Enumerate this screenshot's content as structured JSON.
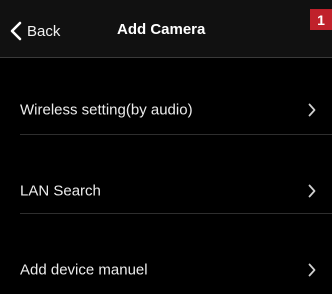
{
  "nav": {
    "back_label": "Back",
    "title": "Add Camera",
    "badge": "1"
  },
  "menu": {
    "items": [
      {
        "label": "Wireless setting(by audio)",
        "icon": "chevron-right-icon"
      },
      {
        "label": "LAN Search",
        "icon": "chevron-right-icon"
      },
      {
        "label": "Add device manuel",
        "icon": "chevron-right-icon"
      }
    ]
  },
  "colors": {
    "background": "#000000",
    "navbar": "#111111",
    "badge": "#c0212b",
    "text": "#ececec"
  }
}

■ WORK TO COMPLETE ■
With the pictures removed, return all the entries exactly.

■ EXERCISE OUTPUT ■
Enumerate this screenshot's content as structured JSON.
{
  "nav": {
    "back_label": "Back",
    "title": "Add Camera",
    "badge": "1"
  },
  "menu": {
    "items": [
      {
        "label": "Wireless setting(by audio)",
        "icon": "chevron-right-icon"
      },
      {
        "label": "LAN Search",
        "icon": "chevron-right-icon"
      },
      {
        "label": "Add device manuel",
        "icon": "chevron-right-icon"
      }
    ]
  },
  "colors": {
    "background": "#000000",
    "navbar": "#111111",
    "badge": "#c0212b",
    "text": "#ececec"
  }
}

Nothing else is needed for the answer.